    • 8. Instruct clients' families during treatment. Families also need to know the nature of the mental health conditions of their loved ones, and what they can do to help. Counseling families not only helps clients, but also strengthens their main support systems.

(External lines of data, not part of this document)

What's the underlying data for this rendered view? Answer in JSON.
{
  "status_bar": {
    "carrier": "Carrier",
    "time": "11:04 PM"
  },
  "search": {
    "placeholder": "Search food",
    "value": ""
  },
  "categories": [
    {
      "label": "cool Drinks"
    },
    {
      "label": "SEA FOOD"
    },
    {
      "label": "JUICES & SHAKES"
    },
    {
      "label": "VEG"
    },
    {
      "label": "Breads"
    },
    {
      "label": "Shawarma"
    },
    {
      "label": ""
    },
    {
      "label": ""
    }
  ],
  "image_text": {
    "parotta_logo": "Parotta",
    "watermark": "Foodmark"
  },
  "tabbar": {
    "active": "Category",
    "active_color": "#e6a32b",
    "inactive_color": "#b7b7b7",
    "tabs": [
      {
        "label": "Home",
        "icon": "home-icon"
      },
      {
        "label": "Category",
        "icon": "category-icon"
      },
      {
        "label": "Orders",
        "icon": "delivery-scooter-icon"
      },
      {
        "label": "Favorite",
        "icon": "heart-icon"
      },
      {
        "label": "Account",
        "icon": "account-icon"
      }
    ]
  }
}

    Job description<br />A social worker works with people who have been socially excluded or who are experiencing crisis. Their role is to provide support to enable service users to help themselves. They maintain professional relationships with service users, acting as guides, advocates or critical friends.<br />Social workers work in a variety of settings within a framework of relevant legislation and procedures, supporting individuals, families and groups within the community. Settings may include the service users' home, schools, hospitals and the premises of other public sector and voluntary organisations.<br />Qualified social work professionals are often supported by social work assistants. They also work closely with other health and social care staff.<br />Typical work activities<br />Over 50% of social workers work with young people and their families. They may also work with the following groups:<br />young offenders; <br />people with mental health conditions; <br />school non-attenders; <br />drug and alcohol abusers; <br />people with learning and physical disabilities; <br />the elderly. <br />Government legislation focusing on the integration of health and social work services means that social workers often work in multidisciplinary teams.<br />Tasks typically involve:<br />undertaking and writing up assessments (often with medical staff), which meet specified standards and timescales; <br />conducting interviews with service users and their families to assess and review their situation; <br />offering information and counselling support to service users and their families; <br />organising and managing packages of support to enable service users to lead the fullest lives possible; <br />recommending and sometimes making decisions about the best course of action for a particular service user;  <br />liaising with, and making referrals to, other agencies; <br />participating in multidisciplinary teams and meetings, for example child protection, mental health; <br />maintaining accurate records and preparing reports for legal action; <br />giving evidence in court; <br />participating in training, supervision and team meetings<br />Youth Programs Social Worker Job Profile and Description<br />A Youth Programs Social Worker’s profile involves facilitating the personal development of teenagers and encouraging them to evolve as conscientious young citizens. The youth programs social worker’s main responsibility is to assess the needs and requirements of youth and planning events in accordance with the same. Most of the services of youth program workers work in religious organizations, educational institutions, and treatment facilities.<br />Duties and Responsibilities<br />Discussing and analyzing the behavioral issues and problems of the youth from families and other relevant sources.<br />Counseling encouraging the development of positive attitude and perspective amongst the youth.<br />Aiding and addressing youth related issues of drug abuse, alcoholism, violence etc.<br />Planning and implementing youth camps and activities.<br />Monitoring the behavioral actions of the youth<br />.<br />Instilling civic responsibilities and duties amongst the young.<br />Developing leadership values amongst the youth.<br />Maintaining liaison with civilian and military resources and coordinating social service activities.<br />Ensuring the safety and well-being of youth under their supervision.<br />Working in regulation of state and federal norms.<br />Skills and Specifications <br />Ability to evaluate and analyze the behavior of children.<br />Ability to relate and connect with the youth and their families to understand their perspectives.<br />Flexibility in working and ability to understand and address specific requirements.<br />Knowledge of the issues and problems of faced by the youth society.<br />